### EXERCISE REQUIREMENTS
Output all of the material exactly; leave out no line.

### GIVEN RECORDS

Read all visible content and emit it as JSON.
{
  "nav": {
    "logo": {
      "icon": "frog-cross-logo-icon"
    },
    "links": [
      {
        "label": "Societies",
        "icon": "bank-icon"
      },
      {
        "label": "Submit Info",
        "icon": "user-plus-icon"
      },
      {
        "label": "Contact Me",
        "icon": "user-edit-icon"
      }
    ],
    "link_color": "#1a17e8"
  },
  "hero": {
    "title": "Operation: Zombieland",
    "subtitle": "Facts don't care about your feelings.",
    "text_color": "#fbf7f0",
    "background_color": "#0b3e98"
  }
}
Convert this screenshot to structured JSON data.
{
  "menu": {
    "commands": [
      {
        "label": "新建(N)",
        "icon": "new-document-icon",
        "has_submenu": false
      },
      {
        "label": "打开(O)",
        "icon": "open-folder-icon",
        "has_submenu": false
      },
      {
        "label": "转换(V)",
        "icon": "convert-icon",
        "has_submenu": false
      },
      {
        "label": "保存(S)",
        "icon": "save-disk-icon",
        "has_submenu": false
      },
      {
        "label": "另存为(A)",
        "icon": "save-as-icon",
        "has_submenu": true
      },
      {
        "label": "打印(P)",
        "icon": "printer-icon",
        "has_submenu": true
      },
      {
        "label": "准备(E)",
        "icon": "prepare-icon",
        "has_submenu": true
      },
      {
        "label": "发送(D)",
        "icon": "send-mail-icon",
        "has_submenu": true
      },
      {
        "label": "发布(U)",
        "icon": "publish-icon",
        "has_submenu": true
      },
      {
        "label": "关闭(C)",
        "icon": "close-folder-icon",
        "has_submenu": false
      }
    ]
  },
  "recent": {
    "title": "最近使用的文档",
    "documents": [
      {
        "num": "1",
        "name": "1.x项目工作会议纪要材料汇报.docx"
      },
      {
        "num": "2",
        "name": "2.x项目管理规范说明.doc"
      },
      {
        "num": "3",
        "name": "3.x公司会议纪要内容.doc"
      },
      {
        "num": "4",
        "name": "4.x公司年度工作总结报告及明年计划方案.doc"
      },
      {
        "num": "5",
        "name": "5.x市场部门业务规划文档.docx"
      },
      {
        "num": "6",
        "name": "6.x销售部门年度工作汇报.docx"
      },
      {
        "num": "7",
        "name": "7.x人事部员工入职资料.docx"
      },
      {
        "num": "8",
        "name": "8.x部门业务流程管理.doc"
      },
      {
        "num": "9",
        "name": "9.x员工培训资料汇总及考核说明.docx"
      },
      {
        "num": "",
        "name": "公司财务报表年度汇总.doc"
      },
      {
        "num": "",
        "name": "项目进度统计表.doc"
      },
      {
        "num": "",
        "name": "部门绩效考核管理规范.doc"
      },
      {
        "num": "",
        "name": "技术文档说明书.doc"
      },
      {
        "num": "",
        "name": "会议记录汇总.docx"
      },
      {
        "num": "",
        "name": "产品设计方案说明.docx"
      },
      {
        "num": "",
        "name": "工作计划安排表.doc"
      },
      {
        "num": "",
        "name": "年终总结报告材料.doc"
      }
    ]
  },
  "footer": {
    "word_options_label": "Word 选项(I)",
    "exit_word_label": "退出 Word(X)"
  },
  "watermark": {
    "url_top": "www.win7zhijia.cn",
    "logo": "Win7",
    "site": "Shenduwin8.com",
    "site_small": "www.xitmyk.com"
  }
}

### YOUR SOLUTION
Read all visible content and emit it as JSON.
{
  "nav": {
    "logo": {
      "icon": "frog-cross-logo-icon"
    },
    "links": [
      {
        "label": "Societies",
        "icon": "bank-icon"
      },
      {
        "label": "Submit Info",
        "icon": "user-plus-icon"
      },
      {
        "label": "Contact Me",
        "icon": "user-edit-icon"
      }
    ],
    "link_color": "#1a17e8"
  },
  "hero": {
    "title": "Operation: Zombieland",
    "subtitle": "Facts don't care about your feelings.",
    "text_color": "#fbf7f0",
    "background_color": "#0b3e98"
  }
}
Convert this screenshot to structured JSON data.
{
  "menu": {
    "commands": [
      {
        "label": "新建(N)",
        "icon": "new-document-icon",
        "has_submenu": false
      },
      {
        "label": "打开(O)",
        "icon": "open-folder-icon",
        "has_submenu": false
      },
      {
        "label": "转换(V)",
        "icon": "convert-icon",
        "has_submenu": false
      },
      {
        "label": "保存(S)",
        "icon": "save-disk-icon",
        "has_submenu": false
      },
      {
        "label": "另存为(A)",
        "icon": "save-as-icon",
        "has_submenu": true
      },
      {
        "label": "打印(P)",
        "icon": "printer-icon",
        "has_submenu": true
      },
      {
        "label": "准备(E)",
        "icon": "prepare-icon",
        "has_submenu": true
      },
      {
        "label": "发送(D)",
        "icon": "send-mail-icon",
        "has_submenu": true
      },
      {
        "label": "发布(U)",
        "icon": "publish-icon",
        "has_submenu": true
      },
      {
        "label": "关闭(C)",
        "icon": "close-folder-icon",
        "has_submenu": false
      }
    ]
  },
  "recent": {
    "title": "最近使用的文档",
    "documents": [
      {
        "num": "1",
        "name": "1.x项目工作会议纪要材料汇报.docx"
      },
      {
        "num": "2",
        "name": "2.x项目管理规范说明.doc"
      },
      {
        "num": "3",
        "name": "3.x公司会议纪要内容.doc"
      },
      {
        "num": "4",
        "name": "4.x公司年度工作总结报告及明年计划方案.doc"
      },
      {
        "num": "5",
        "name": "5.x市场部门业务规划文档.docx"
      },
      {
        "num": "6",
        "name": "6.x销售部门年度工作汇报.docx"
      },
      {
        "num": "7",
        "name": "7.x人事部员工入职资料.docx"
      },
      {
        "num": "8",
        "name": "8.x部门业务流程管理.doc"
      },
      {
        "num": "9",
        "name": "9.x员工培训资料汇总及考核说明.docx"
      },
      {
        "num": "",
        "name": "公司财务报表年度汇总.doc"
      },
      {
        "num": "",
        "name": "项目进度统计表.doc"
      },
      {
        "num": "",
        "name": "部门绩效考核管理规范.doc"
      },
      {
        "num": "",
        "name": "技术文档说明书.doc"
      },
      {
        "num": "",
        "name": "会议记录汇总.docx"
      },
      {
        "num": "",
        "name": "产品设计方案说明.docx"
      },
      {
        "num": "",
        "name": "工作计划安排表.doc"
      },
      {
        "num": "",
        "name": "年终总结报告材料.doc"
      }
    ]
  },
  "footer": {
    "word_options_label": "Word 选项(I)",
    "exit_word_label": "退出 Word(X)"
  },
  "watermark": {
    "url_top": "www.win7zhijia.cn",
    "logo": "Win7",
    "site": "Shenduwin8.com",
    "site_small": "www.xitmyk.com"
  }
}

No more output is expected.